Future Reflections Winter 1994, Vol. 13 No. 1
NFB RECOGNIZES OUTSTANDING INDIVIDUALS
Three special awards were presented at the 1993 NFB Convention. They were: the Blind Educator of the Year Award, the Distinguished Educator of Blind Children Award, and the Golden Keys Award. These awards are not bestowed lightly. If a worthy recipient does not emerge from the pool of candidates for a particular award, it is simply not presented that year. These awards are, therefore, meaningful expressions of recognition and gratitude to outstanding individuals who have made a difference in the lives of blind people.
The Golden Keys Award was presented for the first time in 1993 at the Convention banquet Thursday evening. The National Association to Promote the Use of Braille (NAPUB), a division of the National Federation of the Blind, created the award; and Betty Niceley, President of NAPUB, made the presentation to the 1993 winner. The winner had, in Mrs. Niceley's words, "worked for us and with us to increase the use of Braille. [He] sought us out, wanted our comments, listened to us, and put into action the suggestions we made." She then presented a beautiful plaque with seven gold keys emulating the keyboard of the Braille writer to Deane Blazie, inventor of the Braille 'n Speak and many other outstanding Braille products for the blind.
The two educator awards were presented at the Monday morning meeting of the Board of Directors. Emerson Foulke was the 1993 winner of the Blind Educator of the Year Award. Stephen Benson, Chairman of the Selection Committee, described Dr. Foulke's many accomplishments, then presented him with a plaque and a check for $500. Dr. Foulke has a Ph.D. in psychology from Washington University in St. Louis. He has written literally hundreds of articles, authored and co-authored many books, and taught at the university level for thirty-three years. He has long been involved in technical research and research on human perception. Beyond that, he has done extensive work in Braille and is involved in the construction of the Braille Code.
Sharon Maneki, Chairperson of the Distinguished Educator of Blind Children Selection Committee, presented that award. She said:
We in the National Federation of the Blind constantly challenge ourselves to find new ways to meet our goals. In 1987 we created the Distinguished Educator of Blind Children Award because we not only believed in excellence in education, but we believed that the best way to help blind people is to make it better for the next generation. The members of the Committee have a difficult task. Those members were Jacquilyn Billey, Allen Harris, Fred Schroeder, Joyce Scanlan, and I. We were able to find a candidate who reflects what we stand for. She is a candidate who has been teaching for nine years in the classroom. Some may say that's like combat duty, but she is a person who believes in students and passes on the torch, not only of knowledge, but of confidence in their abilities. This year's Distinguished Educator of Blind Children is a teacher in Zia Elementary School in the district of Albuquerque, New Mexico, Gail Katona.[applause] I'm going to present Ms. Katona with a check for $500 and also with a plaque, and I will read the plaque:

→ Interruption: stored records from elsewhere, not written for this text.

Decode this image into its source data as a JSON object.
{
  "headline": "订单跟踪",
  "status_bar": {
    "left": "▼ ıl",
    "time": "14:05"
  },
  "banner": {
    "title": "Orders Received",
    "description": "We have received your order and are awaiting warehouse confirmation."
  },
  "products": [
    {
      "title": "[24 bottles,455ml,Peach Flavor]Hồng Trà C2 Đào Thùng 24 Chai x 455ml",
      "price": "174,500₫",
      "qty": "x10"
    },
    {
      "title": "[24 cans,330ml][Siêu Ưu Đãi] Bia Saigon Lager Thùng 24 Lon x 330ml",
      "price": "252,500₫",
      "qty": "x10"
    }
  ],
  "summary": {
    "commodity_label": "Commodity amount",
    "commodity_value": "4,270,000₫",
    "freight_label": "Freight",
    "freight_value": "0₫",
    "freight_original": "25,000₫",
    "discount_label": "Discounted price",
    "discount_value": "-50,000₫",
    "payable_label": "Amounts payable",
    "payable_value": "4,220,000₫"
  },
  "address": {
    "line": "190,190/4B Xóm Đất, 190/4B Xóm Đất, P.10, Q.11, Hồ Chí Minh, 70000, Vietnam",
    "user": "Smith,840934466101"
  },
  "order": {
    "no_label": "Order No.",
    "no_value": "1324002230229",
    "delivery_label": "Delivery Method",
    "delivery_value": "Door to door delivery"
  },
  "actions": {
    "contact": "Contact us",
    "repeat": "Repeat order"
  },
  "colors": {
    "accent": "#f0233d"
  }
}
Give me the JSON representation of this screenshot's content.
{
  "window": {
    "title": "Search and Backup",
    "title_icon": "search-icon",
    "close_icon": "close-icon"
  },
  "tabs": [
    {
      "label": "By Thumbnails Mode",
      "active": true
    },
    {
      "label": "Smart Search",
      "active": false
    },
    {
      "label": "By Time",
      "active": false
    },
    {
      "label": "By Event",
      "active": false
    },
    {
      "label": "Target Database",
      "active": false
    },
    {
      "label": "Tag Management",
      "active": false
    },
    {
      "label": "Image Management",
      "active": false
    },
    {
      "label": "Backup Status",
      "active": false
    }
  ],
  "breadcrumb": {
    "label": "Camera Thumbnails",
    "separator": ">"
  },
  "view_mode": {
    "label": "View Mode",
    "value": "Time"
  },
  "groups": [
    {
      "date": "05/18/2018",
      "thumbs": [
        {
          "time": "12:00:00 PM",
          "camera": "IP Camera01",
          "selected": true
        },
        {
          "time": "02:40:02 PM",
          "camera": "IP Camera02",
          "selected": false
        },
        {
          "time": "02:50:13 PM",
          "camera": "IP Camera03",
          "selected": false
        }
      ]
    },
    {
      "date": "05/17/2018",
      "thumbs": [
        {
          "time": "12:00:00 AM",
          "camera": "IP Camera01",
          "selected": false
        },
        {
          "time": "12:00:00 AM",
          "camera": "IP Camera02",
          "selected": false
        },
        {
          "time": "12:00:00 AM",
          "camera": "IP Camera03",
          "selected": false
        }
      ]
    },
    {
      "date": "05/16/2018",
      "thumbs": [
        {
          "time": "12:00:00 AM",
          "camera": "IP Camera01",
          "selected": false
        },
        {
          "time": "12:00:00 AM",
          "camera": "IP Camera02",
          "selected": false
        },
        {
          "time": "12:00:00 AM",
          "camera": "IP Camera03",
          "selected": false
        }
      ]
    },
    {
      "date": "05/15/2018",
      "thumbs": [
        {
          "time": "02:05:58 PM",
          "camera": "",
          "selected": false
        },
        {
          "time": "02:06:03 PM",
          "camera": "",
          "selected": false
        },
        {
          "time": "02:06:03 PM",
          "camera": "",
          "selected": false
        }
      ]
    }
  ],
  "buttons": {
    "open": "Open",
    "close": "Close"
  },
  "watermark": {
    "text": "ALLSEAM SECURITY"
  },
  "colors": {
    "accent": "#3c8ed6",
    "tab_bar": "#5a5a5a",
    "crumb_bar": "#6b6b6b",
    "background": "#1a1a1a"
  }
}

DISTINGUISHED EDUCATOR OF BLIND CHILDREN
The National Federation of the Blind honors
for your skill in teaching Braille and the use of the white cane, for generously donating extra time to meet the needs of your students and for inspiring your students to perform beyond their expectations. Our colleague, our friend, our ally on the barricades, you champion our movement, you strengthen our hopes, you share our dreams. July, 1993
[PICTURE] Gail Katona, 1993 Educator of Blind Children award winner
After Ms. Katona accepted her plaque, she said:
I'm overwhelmed. Thank you very much for this wonderful award. It is a great pleasure and honor to receive it from an organization such as yourselves. I would like to thank Mrs. Maneki and the members of the selection committee for selecting me this year. I would also like to say thank you to Mr. Fred Schroeder, who, when I was first hired into Albuquerque, was the coordinator of the program. So Fred was the one who hired me initially and gave me the opportunity to start the program in Albuquerque and to teach these wonderful blind children.
I'm a niece of Karen Mayry from South Dakota, so it's no wonder that I've been a member of the NFB since I was about sixteen or seventeen years old, and it is through this organization that I have learned my philosophy and my attitude about teaching blind children. Blind children are children first-they're kids. They're little. They need to be taught. Our blind children need to be taught the skills of blindness. I do my best to make sure that all of my students get the opportunities to learn and to grow to their full potential. I think that is done through the use of teaching Braille so that we have proficient Braille readers, and we always encourage the use of a long white cane so the students can become very independent cane travelers. Thank you again. This is a wonderful honor.